What is the interest charged

Interest is charged at a daily rate of .0219% which is just short of an annual rate of 8%. This really shocks Jose considering his German friend Jurgen is only paying 3% in the UK. The rate is applied from the due date for the preliminary tax payment which is the 31st October 2018 and interest is charged on the full tax liability, less the amount paid, to the actual payment date. So the period in Jose’s case is from 31 October 2018 to 31 July 2019 which is a total of 274 days and results in an interest charge of 6%. Therefore the rate of 6% is applied to €35,000 which comes to €2,100. Jose is not happy so neither is Romelu. Jose is given 14 days to pay and Romelu appeals to the tax office but gets nowhere and is told that if he doesn’t pay within the required time limits then the debt will be sent to collection agents which could incur more cost.    

Summary/Final Rant!

I am not one to be giving out, to be pessimistic and negative about most things but to be honest this is really bugging the life out of me. Well is that?

  1. Interest is being charged on the full tax liability and not on the preliminary tax amount
  2. The rate of interest is just crazy. It is way too high.  About 266% higher than in the UK
  3. Trying to get tax refunds from Revenue for our clients, especially for larger amounts, is proving more difficult and time consuming. It is taking us up to 6 months and longer in some cases to get money back and this is after numerous calls and correspondence and sometimes these can lead to Revenue enquiries where they look for additional information. This creates a serious cash flow difficulty for our clients, takes up our time and can add more cost to our clients.
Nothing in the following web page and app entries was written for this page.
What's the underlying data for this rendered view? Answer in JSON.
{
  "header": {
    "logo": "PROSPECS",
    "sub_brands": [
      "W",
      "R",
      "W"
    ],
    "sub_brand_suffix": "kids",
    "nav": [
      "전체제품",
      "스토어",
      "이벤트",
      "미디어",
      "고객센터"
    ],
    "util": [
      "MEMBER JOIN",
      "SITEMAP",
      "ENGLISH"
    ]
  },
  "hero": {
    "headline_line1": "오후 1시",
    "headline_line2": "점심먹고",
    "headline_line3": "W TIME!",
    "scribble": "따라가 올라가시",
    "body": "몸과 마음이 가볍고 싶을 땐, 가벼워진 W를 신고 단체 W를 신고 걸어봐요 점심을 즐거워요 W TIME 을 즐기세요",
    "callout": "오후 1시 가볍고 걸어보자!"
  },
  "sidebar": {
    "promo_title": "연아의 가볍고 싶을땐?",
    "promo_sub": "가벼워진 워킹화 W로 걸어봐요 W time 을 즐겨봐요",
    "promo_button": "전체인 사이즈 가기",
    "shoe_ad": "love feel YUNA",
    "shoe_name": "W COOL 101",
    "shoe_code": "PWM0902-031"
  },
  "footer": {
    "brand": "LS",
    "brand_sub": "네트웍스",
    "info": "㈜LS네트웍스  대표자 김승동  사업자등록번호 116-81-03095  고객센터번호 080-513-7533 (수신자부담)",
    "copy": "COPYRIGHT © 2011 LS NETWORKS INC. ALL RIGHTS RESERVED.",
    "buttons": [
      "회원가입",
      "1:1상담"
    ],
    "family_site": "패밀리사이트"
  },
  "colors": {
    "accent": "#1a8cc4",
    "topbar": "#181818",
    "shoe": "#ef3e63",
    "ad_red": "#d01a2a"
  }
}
Yet Revenue are looking for immediate payment of interest or else!
  4. Revenue are not paying interest out on taxes overpaid, except in very limited circumstances, and the rate is for overpayments is about 4% so half the rate they charge for underpayments. It’s been a long time since we saw a client getting a payment of interest from Revenue.
  5. From what we see it looks like the interest is being applied to the middle to higher income earning taxpayer who has a very good compliance history and has no outstanding tax liabilities. It looks like there is an income cut-off point so those with an ability to pay will be chased.
  6. Tax agents are not getting the interest letter. Why would this be? Well we might kick up a fuss and complain or challenge the calculation which creates hassle and delay for Revenue.

With the upturn in the economy there has obviously been a change of strategy from Revenue in that they are becoming more hard line and less sympathetic, so the advice is to meet your preliminary tax obligations if you are in funds to do so. If you are not in funds consider a short-term borrowing once the rate of interest charged is less than 8%.

As always make sure you speak to your accountant, so you have this covered, or one of the team here at Comerford Foley would be more than delighted to have a chat with you.

Subscribe now to get our latest news, tips and tricks, and new blog information conveniently in your inbox.

* indicates required

We will provide you with easy to understand, useful content that we hope will be of help to you and your business. Please let us know all the ways you would like to hear from us:



You can change your mind at any time by clicking the unsubscribe link in the footer of any email you receive from us, or by contacting us at info@comerfordfoley.ie. We will treat your information with respect. For more information about our privacy practices please visit our website. By clicking below, you agree that we may process your information in accordance with these terms.


We use Mailchimp as our marketing platform. By clicking below to subscribe, you acknowledge that your information will be transferred to Mailchimp for processing. Learn more about Mailchimp's privacy practices here.



 

This product has been added to your cart

CHECKOUT